IHN Database

Table for glycemic index and load

SYDNEY, AUSTRALIA. Researchers at the University of Melbourne have compiled an impressive listing of the glycemic index and glycemic load of more than 750 different types of food. The glycemic index (GI) is an indication of how quickly a carbohydrate food releases its glucose content into the bloodstream. It is determined by comparing blood glucose levels after ingesting the test food with blood glucose levels after ingesting a similar amount of pure glucose or white bread. In 1997 researchers at Harvard University introduced the concept of glycemic load. Glycemic load is the product of the amount of available carbohydrate in a standard serving of the food and the glycemic index of the food. Glycemic indices, on the white bread scale, vary from 147 for pure glucose (white bread = 100) to 10 for peanuts while glycemic loads (per standard serving) vary from 60 for some types of rice to 2 for yogurt. Several studies have shown that the chronic consumption of a diet with a high glycemic load is associated with an increased risk of developing cardiovascular disease, type 2 diabetes, and certain cancers.
Foster-Powell, Kaye, et al. International table of glycemic index and glycemic load values: 2002. American Journal of Clinical Nutrition, Vol. 76, July 2002, pp. 5-56

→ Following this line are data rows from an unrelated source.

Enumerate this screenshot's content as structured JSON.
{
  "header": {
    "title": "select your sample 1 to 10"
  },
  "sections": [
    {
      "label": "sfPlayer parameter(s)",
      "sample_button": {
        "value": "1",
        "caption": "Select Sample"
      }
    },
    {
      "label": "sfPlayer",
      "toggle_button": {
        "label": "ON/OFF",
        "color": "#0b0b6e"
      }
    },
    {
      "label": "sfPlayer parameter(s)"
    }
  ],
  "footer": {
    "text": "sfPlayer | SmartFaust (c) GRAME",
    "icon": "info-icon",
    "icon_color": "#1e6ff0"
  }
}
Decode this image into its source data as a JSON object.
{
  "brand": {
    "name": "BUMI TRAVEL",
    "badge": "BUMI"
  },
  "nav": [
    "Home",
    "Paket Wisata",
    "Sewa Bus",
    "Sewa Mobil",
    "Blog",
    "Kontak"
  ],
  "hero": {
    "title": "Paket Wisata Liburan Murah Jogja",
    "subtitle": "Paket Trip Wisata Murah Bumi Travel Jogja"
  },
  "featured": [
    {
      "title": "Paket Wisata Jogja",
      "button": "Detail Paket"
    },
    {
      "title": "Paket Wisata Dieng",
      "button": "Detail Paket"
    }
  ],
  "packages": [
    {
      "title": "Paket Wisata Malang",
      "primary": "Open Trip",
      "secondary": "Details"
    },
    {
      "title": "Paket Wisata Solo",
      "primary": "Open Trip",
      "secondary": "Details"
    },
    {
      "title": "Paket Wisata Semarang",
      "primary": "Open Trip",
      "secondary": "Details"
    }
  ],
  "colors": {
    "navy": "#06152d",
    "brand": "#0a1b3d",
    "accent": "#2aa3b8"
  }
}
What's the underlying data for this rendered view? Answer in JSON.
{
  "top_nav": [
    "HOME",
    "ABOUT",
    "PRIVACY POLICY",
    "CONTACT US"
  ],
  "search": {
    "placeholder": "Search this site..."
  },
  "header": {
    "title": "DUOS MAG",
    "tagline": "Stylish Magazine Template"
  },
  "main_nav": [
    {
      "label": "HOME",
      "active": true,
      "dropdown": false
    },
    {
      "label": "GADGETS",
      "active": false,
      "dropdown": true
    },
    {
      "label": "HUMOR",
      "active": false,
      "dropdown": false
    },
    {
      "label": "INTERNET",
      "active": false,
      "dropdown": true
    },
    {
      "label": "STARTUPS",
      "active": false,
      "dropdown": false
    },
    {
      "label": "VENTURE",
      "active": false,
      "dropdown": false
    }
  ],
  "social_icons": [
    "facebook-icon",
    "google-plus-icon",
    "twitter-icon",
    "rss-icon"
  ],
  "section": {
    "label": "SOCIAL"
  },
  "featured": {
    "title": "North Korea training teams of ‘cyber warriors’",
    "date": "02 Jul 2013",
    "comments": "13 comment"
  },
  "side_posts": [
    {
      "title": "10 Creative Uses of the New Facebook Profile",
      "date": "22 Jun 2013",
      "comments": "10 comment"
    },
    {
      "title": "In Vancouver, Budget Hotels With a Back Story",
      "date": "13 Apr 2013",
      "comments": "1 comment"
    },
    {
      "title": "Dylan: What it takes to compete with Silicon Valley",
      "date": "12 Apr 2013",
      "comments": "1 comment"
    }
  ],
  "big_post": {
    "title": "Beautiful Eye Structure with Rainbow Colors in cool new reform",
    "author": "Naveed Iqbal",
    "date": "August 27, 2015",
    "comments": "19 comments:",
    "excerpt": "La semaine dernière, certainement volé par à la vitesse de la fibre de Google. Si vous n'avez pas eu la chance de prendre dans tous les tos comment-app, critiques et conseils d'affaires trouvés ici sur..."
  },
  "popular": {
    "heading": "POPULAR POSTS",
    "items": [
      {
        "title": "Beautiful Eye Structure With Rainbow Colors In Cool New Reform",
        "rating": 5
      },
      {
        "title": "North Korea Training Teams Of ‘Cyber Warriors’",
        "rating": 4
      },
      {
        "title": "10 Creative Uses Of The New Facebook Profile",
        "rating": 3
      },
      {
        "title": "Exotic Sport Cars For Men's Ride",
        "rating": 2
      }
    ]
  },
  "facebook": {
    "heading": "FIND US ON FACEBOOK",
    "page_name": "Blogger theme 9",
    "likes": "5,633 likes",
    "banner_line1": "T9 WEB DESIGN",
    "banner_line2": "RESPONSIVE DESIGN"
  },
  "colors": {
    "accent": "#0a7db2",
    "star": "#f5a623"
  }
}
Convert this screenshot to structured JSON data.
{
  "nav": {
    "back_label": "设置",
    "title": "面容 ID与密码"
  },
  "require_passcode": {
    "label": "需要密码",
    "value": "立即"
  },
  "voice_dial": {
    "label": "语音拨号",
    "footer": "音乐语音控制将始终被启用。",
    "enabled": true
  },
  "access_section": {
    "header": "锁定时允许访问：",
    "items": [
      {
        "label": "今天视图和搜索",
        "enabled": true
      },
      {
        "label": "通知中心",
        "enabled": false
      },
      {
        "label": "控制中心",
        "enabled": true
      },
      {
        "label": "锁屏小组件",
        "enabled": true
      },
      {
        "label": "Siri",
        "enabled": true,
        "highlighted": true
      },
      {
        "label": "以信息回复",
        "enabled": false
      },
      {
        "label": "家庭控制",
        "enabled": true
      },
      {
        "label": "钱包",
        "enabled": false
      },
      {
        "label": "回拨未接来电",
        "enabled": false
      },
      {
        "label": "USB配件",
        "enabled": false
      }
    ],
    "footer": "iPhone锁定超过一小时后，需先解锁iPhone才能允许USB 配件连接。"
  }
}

Editor's comment: This new table is a must for dieticians and anyone interested in achieving and maintaining optimum health. It needs to be used with caution though. Many foods with a low glycemic load are very high in fats.

category search
Keyword Search

copyright notice